From Sean Byrnes’s Moblize Middletown Blog:
But our State’s failures when it comes to employee benefits have not been limited to pensions. I recently received Middletown’s audit for 2008 and noticed a comment section dealing with Other Post Employment Benefits (“OPEB”). I had not previously seen this term. As it turns out, many employees are counting on OPEB; namely, health benefits during their retirement. And, of course, our State and local municipalities have been promising generous benefits.
Statewide, estimates by PEW show New Jersey at the bottom when it comes to funding these benefits. New Jersey has the highest unfunded actuarially accrued benefit liability (UAAL) among all states. It also has the highest per capita debt with a value of $7,947, which reflects a UAAL of 139.66 as a percent of the state budget and an Annual Required Contribution toward these accrued benefits of 11.85 percent. In terms of real numbers, New Jersey should be contributing $1.88 billion each year toward these benefits, but actually contributes $310 million.
Unfortunately, Middletown’s numbers are worse. Middletown promises health benefits for life to those employees who earn a pension. I will confess that I did not have a full understanding of where Middletown stood when it came to funding retiree health benefits. Returning to the Comment in the 2008 audit, I noted that Middletown’s “Annual Required Contribution (ARC) for the year ended December 31, 2008 was $10,196,400 of which $1,659,200 was funded by the amount expended for these benefits.” I was astounded. If I was reading this correctly and understanding it, we underfunded our OPEB obligation by $8,537,200.
Why has this obligation flown under the radar? Until recently, local entities made these commitments without any requirement to show this obligation on their balance sheets.

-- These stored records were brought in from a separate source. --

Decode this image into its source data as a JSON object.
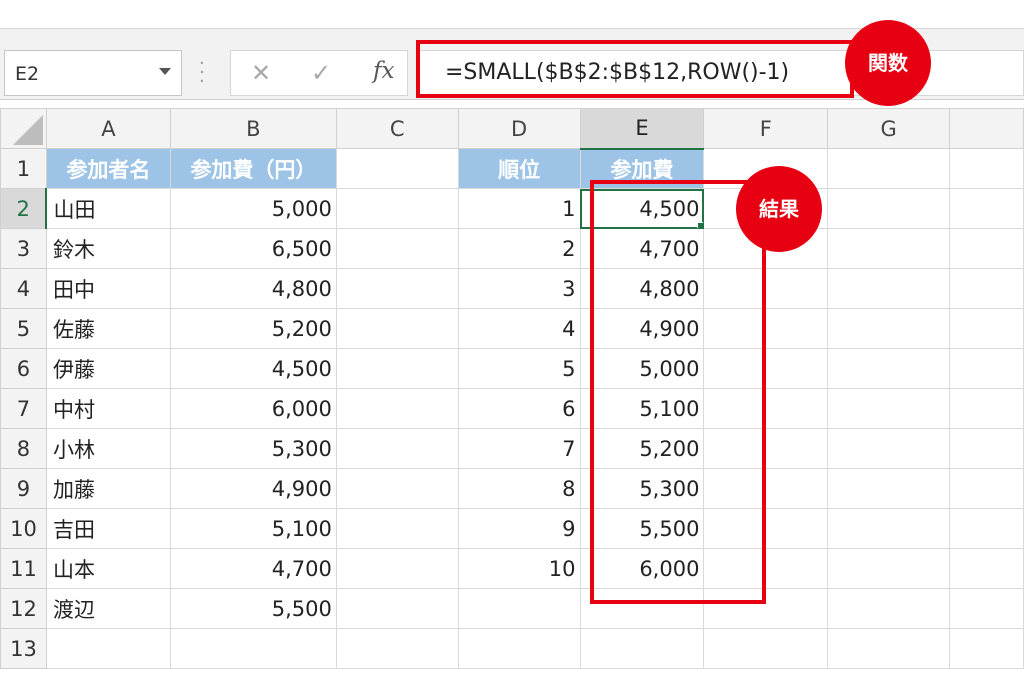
{
  "formula_bar": {
    "name_box": "E2",
    "formula": "=SMALL($B$2:$B$12,ROW()-1)",
    "cancel_glyph": "✕",
    "enter_glyph": "✓",
    "fx_glyph": "fx"
  },
  "columns": [
    "A",
    "B",
    "C",
    "D",
    "E",
    "F",
    "G"
  ],
  "rows": [
    "1",
    "2",
    "3",
    "4",
    "5",
    "6",
    "7",
    "8",
    "9",
    "10",
    "11",
    "12",
    "13"
  ],
  "headers": {
    "a": "参加者名",
    "b": "参加費（円）",
    "d": "順位",
    "e": "参加費"
  },
  "participants": [
    {
      "name": "山田",
      "fee": "5,000"
    },
    {
      "name": "鈴木",
      "fee": "6,500"
    },
    {
      "name": "田中",
      "fee": "4,800"
    },
    {
      "name": "佐藤",
      "fee": "5,200"
    },
    {
      "name": "伊藤",
      "fee": "4,500"
    },
    {
      "name": "中村",
      "fee": "6,000"
    },
    {
      "name": "小林",
      "fee": "5,300"
    },
    {
      "name": "加藤",
      "fee": "4,900"
    },
    {
      "name": "吉田",
      "fee": "5,100"
    },
    {
      "name": "山本",
      "fee": "4,700"
    },
    {
      "name": "渡辺",
      "fee": "5,500"
    }
  ],
  "results": [
    {
      "rank": "1",
      "fee": "4,500"
    },
    {
      "rank": "2",
      "fee": "4,700"
    },
    {
      "rank": "3",
      "fee": "4,800"
    },
    {
      "rank": "4",
      "fee": "4,900"
    },
    {
      "rank": "5",
      "fee": "5,000"
    },
    {
      "rank": "6",
      "fee": "5,100"
    },
    {
      "rank": "7",
      "fee": "5,200"
    },
    {
      "rank": "8",
      "fee": "5,300"
    },
    {
      "rank": "9",
      "fee": "5,500"
    },
    {
      "rank": "10",
      "fee": "6,000"
    }
  ],
  "annotations": {
    "function_label": "関数",
    "result_label": "結果",
    "highlight_color": "#e60012",
    "header_fill": "#9dc3e6",
    "selection_color": "#217346"
  }
}
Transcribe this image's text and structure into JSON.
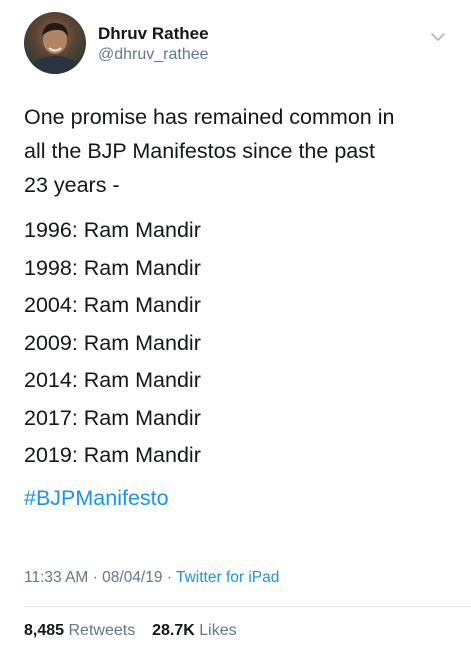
{
  "user": {
    "display_name": "Dhruv Rathee",
    "handle": "@dhruv_rathee"
  },
  "tweet": {
    "intro_lines": [
      "One promise has remained common in",
      "all the BJP Manifestos since the past",
      "23 years -"
    ],
    "year_lines": [
      "1996: Ram Mandir",
      "1998: Ram Mandir",
      "2004: Ram Mandir",
      "2009: Ram Mandir",
      "2014: Ram Mandir",
      "2017: Ram Mandir",
      "2019: Ram Mandir"
    ],
    "hashtag": "#BJPManifesto"
  },
  "meta": {
    "time": "11:33 AM",
    "separator": "·",
    "date": "08/04/19",
    "source": "Twitter for iPad"
  },
  "stats": {
    "retweets_count": "8,485",
    "retweets_label": "Retweets",
    "likes_count": "28.7K",
    "likes_label": "Likes"
  },
  "icons": {
    "avatar": "profile-photo",
    "chevron": "chevron-down-icon"
  },
  "colors": {
    "link": "#1b95e0",
    "secondary_text": "#657786",
    "primary_text": "#14171a"
  }
}
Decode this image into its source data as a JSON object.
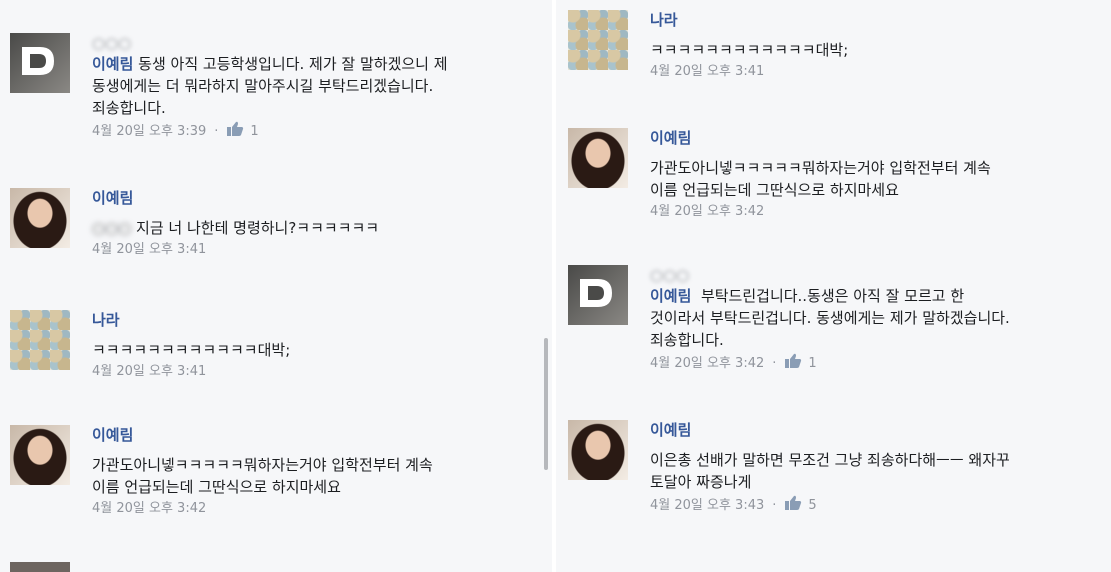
{
  "left": {
    "comments": [
      {
        "name": "이예림",
        "text_pre": "",
        "text_rest": " 동생 아직 고등학생입니다. 제가 잘 말하겠으니 제\n동생에게는 더 뭐라하지 말아주시길 부탁드리겠습니다.\n죄송합니다.",
        "meta": "4월 20일 오후 3:39",
        "likes": "1"
      },
      {
        "name": "이예림",
        "text": " 지금 너 나한테 명령하니?ㅋㅋㅋㅋㅋㅋ",
        "meta": "4월 20일 오후 3:41"
      },
      {
        "name": "나라",
        "text": "ㅋㅋㅋㅋㅋㅋㅋㅋㅋㅋㅋㅋ대박;",
        "meta": "4월 20일 오후 3:41"
      },
      {
        "name": "이예림",
        "text": "가관도아니넿ㅋㅋㅋㅋㅋ뭐하자는거야 입학전부터 계속\n이름 언급되는데 그딴식으로 하지마세요",
        "meta": "4월 20일 오후 3:42"
      }
    ]
  },
  "right": {
    "comments": [
      {
        "name": "나라",
        "text": "ㅋㅋㅋㅋㅋㅋㅋㅋㅋㅋㅋㅋ대박;",
        "meta": "4월 20일 오후 3:41"
      },
      {
        "name": "이예림",
        "text": "가관도아니넿ㅋㅋㅋㅋㅋ뭐하자는거야 입학전부터 계속\n이름 언급되는데 그딴식으로 하지마세요",
        "meta": "4월 20일 오후 3:42"
      },
      {
        "tag": "이예림",
        "text_rest": "  부탁드린겁니다..동생은 아직 잘 모르고 한\n것이라서 부탁드린겁니다. 동생에게는 제가 말하겠습니다.\n죄송합니다.",
        "meta": "4월 20일 오후 3:42",
        "likes": "1"
      },
      {
        "name": "이예림",
        "text": "이은총 선배가 말하면 무조건 그냥 죄송하다해ㅡㅡ 왜자꾸\n토달아 짜증나게",
        "meta": "4월 20일 오후 3:43",
        "likes": "5"
      }
    ]
  }
}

It has been “pay as you go”, meaning that you pay the health benefits as they come due, but you don’t set aside funds in advance. But the reporting requirements have changed. Government Accounting Standards Board Statement 45 (GASB 45) now requires disclosure. While these substantial financial commitments remain off the official books of local governments, municipalities must now provide actuarial estimates of what these accrued liabilities amount to. Staring in 2008, municipalities with more than 100 employees were required to provide information concerning their OPEB liability. Local Finance Notice 2009-13R outlined this requirement:
Local authorities are required to recognize the OPEB liability in Statements of Revenues, Expenses and Changes in Net Assets (balance sheets) and Notes to the Financial Statements in accordance with GASB Statement 45.
I recently learned that Middletown had contracted for this required study. We received it in November 2009. Through 37 pages, it reviews Middletown’s obligations and explains how the annual required contribution (ARC) of over $10 million is calculated. While someone might quibble with some of the assumptions, there seems to be little question that Middletown’s taxpayers have a growing financial obligation that remains severely underfunded.